Charles II’s changes remained largely intact until the early 19th century, when George III commissioned the architect James Wyatt to renovate the Upper Ward in the Gothic style. Wyatt introduced a vaulted ceiling in the entrance hall (part of which is still visible today) and replaced the Queen’s Stairs with the Grand Stair, which rose in long straight flights north of the Great Gate.

George III’s Gothic Grand Stair looking north from the Great Gate.

George III’s Gothic Grand Stair looking north from the Great Gate. ©

Above the Grand Stair, Wyatt installed a high fan-vaulted ceiling, with plasterwork by Francis Bernasconi (which can be seen in the Grand Vestibule today). The work came to a halt with George III’s final illness in 1811.

The octagonal lantern designed by James Wyatt for the Grand Stair and now the ceiling of the Grand Vestibule.

The octagonal lantern designed by James Wyatt for the Grand Stair and now the ceiling of the Grand Vestibule. ©

The ground floor of the Upper Ward after George III’s renovations, with the entrance hall and Grand Stair outlined in red.

The ground floor of the Upper Ward after George III’s renovations, with the entrance hall and Grand Stair outlined in red. ©

On his succession to the throne, George IV continued his father’s remodeling of the Upper Ward. He invited four architects to submit designs, and Jeffry Wyatville, nephew of James Wyatt, won the competition. Wyatville extended the entrance hall the full depth of the building, from the remodeled State Entrance (previously known as the Great Gate) to the new George IV Tower on the North Terrace. The Grand Stair was demolished to create the Inner Hall, giving an uninterrupted north-south view across the ground floor of the Castle.

To the left of the Inner Hall, directly between the State Entrance and North Terrace, a new Grand Staircase installed. This had a wide first flight rising to a landing and twin upper flights leading back. Wyatville’s renovations were incomplete by the time of George IV’s death in 1830, but under George’s successor, William IV, work continued. By 1832 the Grand Stair had been demolished and the new Grand Staircase was finished.

The ground floor of the Upper Ward after Jeffry Wyatville’s alterations, with the extended entrance hall and new Grand Staircase outlined in red.

The ground floor of the Upper Ward after Jeffry Wyatville’s alterations, with the extended entrance hall and new Grand Staircase outlined in red. ©

George IV’s Grand Staircase, looking down from the first landing.

George IV’s Grand Staircase, looking down from the first landing. ©

Queen Victoria approaching George IV’s Grand Staircase from the State Entrance.

Queen Victoria approaching George IV’s Grand Staircase from the State Entrance. ©
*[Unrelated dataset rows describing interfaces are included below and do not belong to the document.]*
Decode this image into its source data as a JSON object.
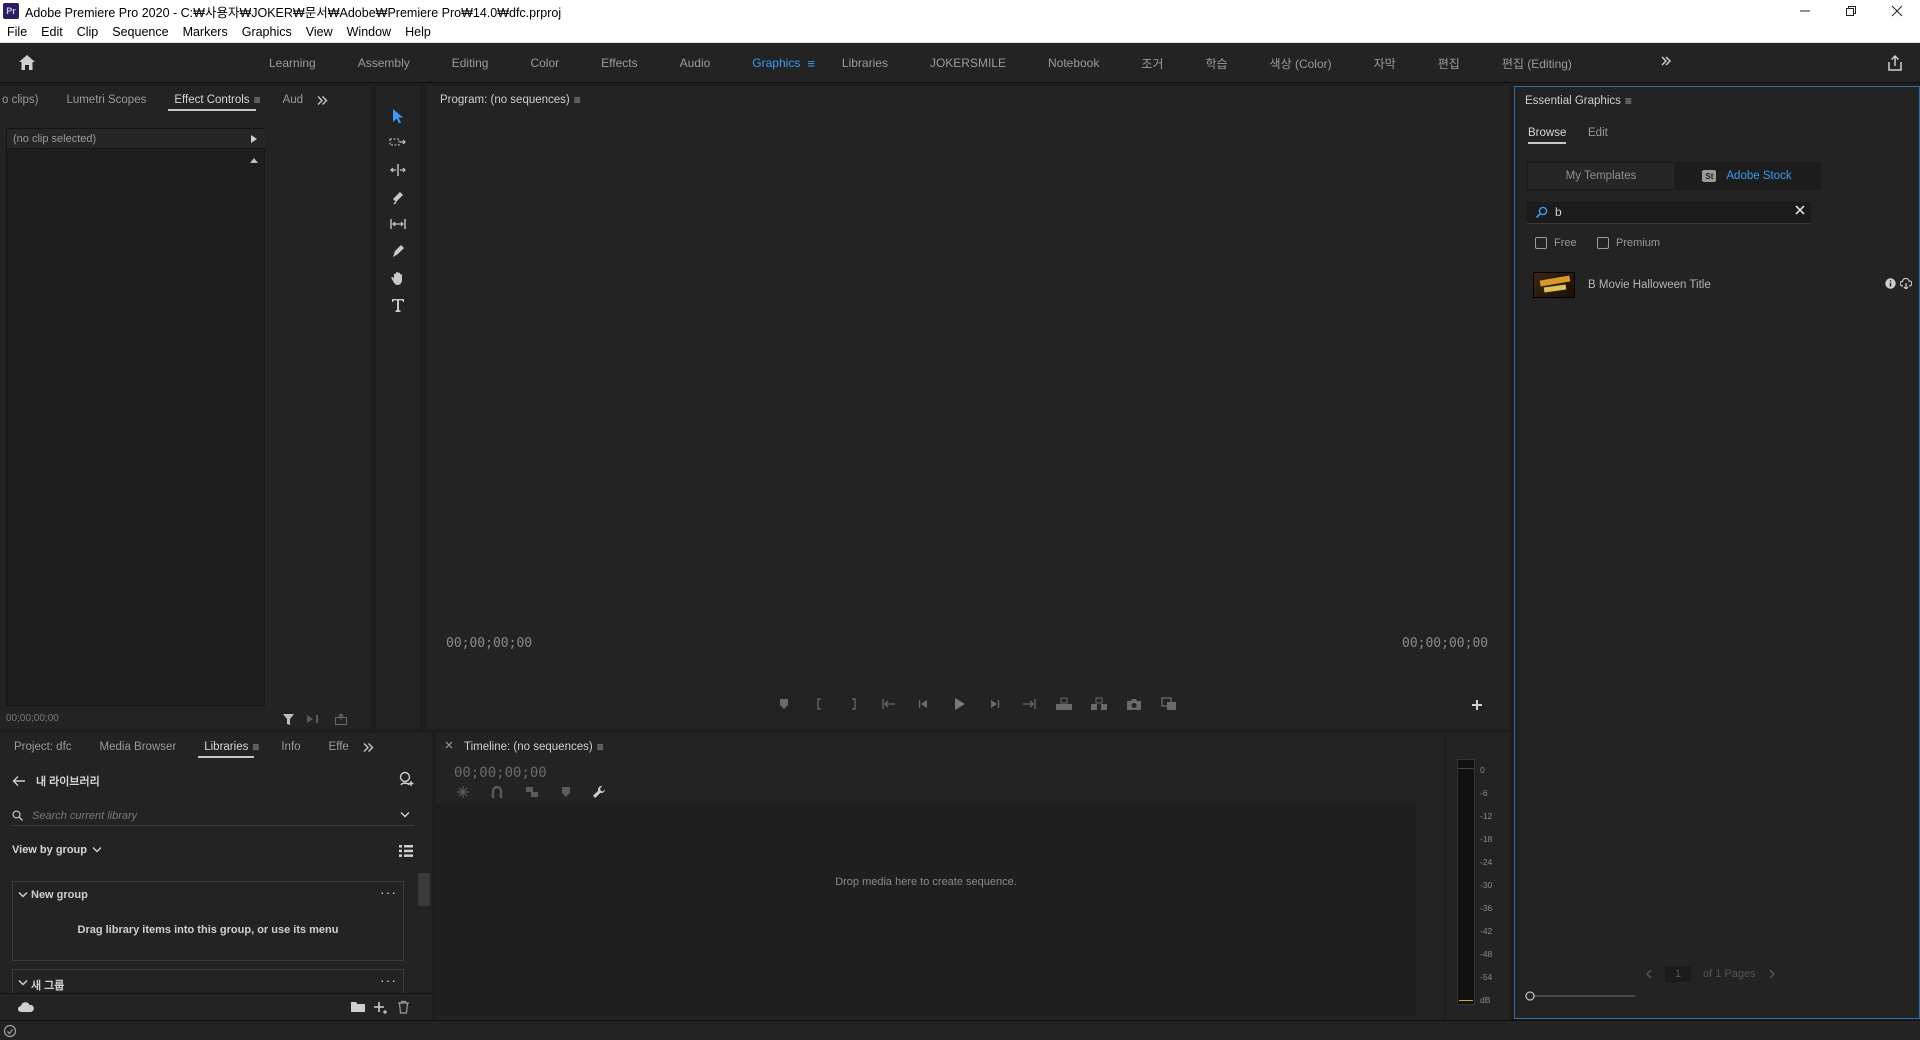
{
  "window": {
    "app_icon_label": "Pr",
    "title": "Adobe Premiere Pro 2020 - C:₩사용자₩JOKER₩문서₩Adobe₩Premiere Pro₩14.0₩dfc.prproj"
  },
  "menubar": {
    "items": [
      "File",
      "Edit",
      "Clip",
      "Sequence",
      "Markers",
      "Graphics",
      "View",
      "Window",
      "Help"
    ]
  },
  "workspaces": {
    "tabs": [
      "Learning",
      "Assembly",
      "Editing",
      "Color",
      "Effects",
      "Audio",
      "Graphics",
      "Libraries",
      "JOKERSMILE",
      "Notebook",
      "조거",
      "학습",
      "색상 (Color)",
      "자막",
      "편집",
      "편집 (Editing)"
    ],
    "active": "Graphics"
  },
  "effect_controls": {
    "tabs": [
      "o clips)",
      "Lumetri Scopes",
      "Effect Controls",
      "Aud"
    ],
    "active_tab": "Effect Controls",
    "header": "(no clip selected)",
    "timecode": "00;00;00;00"
  },
  "program": {
    "title": "Program: (no sequences)",
    "timecode_left": "00;00;00;00",
    "timecode_right": "00;00;00;00"
  },
  "essential_graphics": {
    "title": "Essential Graphics",
    "subtabs": [
      "Browse",
      "Edit"
    ],
    "active_subtab": "Browse",
    "toggle": {
      "left": "My Templates",
      "right": "Adobe Stock",
      "active": "Adobe Stock",
      "stock_badge": "St"
    },
    "search_value": "b",
    "filters": [
      "Free",
      "Premium"
    ],
    "results": [
      {
        "name": "B Movie Halloween Title"
      }
    ],
    "pager": {
      "page": "1",
      "total": "of 1 Pages"
    },
    "accent_color": "#3c9bf2"
  },
  "libraries": {
    "tabs": [
      "Project: dfc",
      "Media Browser",
      "Libraries",
      "Info",
      "Effe"
    ],
    "active_tab": "Libraries",
    "library_name": "내 라이브러리",
    "search_placeholder": "Search current library",
    "view_by": "View by group",
    "groups": [
      {
        "title": "New group",
        "hint": "Drag library items into this group, or use its menu"
      },
      {
        "title": "새 그룹"
      }
    ]
  },
  "timeline": {
    "title": "Timeline: (no sequences)",
    "timecode": "00;00;00;00",
    "drop_hint": "Drop media here to create sequence."
  },
  "audio_meters": {
    "labels": [
      "0",
      "-6",
      "-12",
      "-18",
      "-24",
      "-30",
      "-36",
      "-42",
      "-48",
      "-54",
      "dB"
    ]
  }
}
During renovations at Windsor in Queen Victoria’s reign, the Inner Hall was closed off. A screen wall, designed by the architect Anthony Salvin, divided up the long entrance hall Wyatville had created into a sequence of separate spaces. A new east-west entrance hall was made in Edward III's former cellar to the left of the State Entrance. The Grand Staircase was remodeled into two separate flights of stairs rising to a landing, where they joined to become a double staircase. The stairs were reached from the new entrance hall and what is now known as the China Museum. Queen Victoria disliked the changes and in December 1867 wrote in her journal: ‘went with Louise & Baby to look at the alterations being made in the Grand Staircase & State Entrance which I think dreadful! They will have to be altered again.’

The ground floor of the Upper Ward at Windsor Castle in 2018, with Queen Victoria’s new east-west entrance hall and Grand Staircase outlined in blue.
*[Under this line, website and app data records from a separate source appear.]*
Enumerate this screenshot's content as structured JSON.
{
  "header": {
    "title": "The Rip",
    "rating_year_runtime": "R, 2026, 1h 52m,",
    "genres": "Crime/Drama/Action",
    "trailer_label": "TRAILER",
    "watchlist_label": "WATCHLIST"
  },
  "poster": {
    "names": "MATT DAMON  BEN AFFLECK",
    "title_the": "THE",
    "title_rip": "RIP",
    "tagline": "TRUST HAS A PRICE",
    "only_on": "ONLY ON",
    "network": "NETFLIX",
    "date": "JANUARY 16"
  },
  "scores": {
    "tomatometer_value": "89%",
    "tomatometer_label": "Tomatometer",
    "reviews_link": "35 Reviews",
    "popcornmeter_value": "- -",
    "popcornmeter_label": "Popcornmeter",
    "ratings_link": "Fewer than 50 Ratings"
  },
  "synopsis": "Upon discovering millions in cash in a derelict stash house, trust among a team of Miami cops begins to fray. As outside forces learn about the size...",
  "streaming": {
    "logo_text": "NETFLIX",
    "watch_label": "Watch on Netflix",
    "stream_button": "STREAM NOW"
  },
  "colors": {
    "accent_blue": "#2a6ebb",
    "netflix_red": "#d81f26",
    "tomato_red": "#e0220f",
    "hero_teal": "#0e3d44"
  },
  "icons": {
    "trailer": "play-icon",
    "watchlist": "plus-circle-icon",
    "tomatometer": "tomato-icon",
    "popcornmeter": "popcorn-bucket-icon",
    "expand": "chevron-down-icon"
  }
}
The ground floor of the Upper Ward at Windsor Castle in 2018, with Queen Victoria’s new east-west entrance hall and Grand Staircase outlined in blue. ©

No further significant changes were made in Victoria’s lifetime, and the Inner Hall remained a storeroom until it was converted into the Drawings Gallery in 1964. Now, as part of Future Programme, the Inner Hall has been restored, creating the large, open entrance hall George IV had envisaged.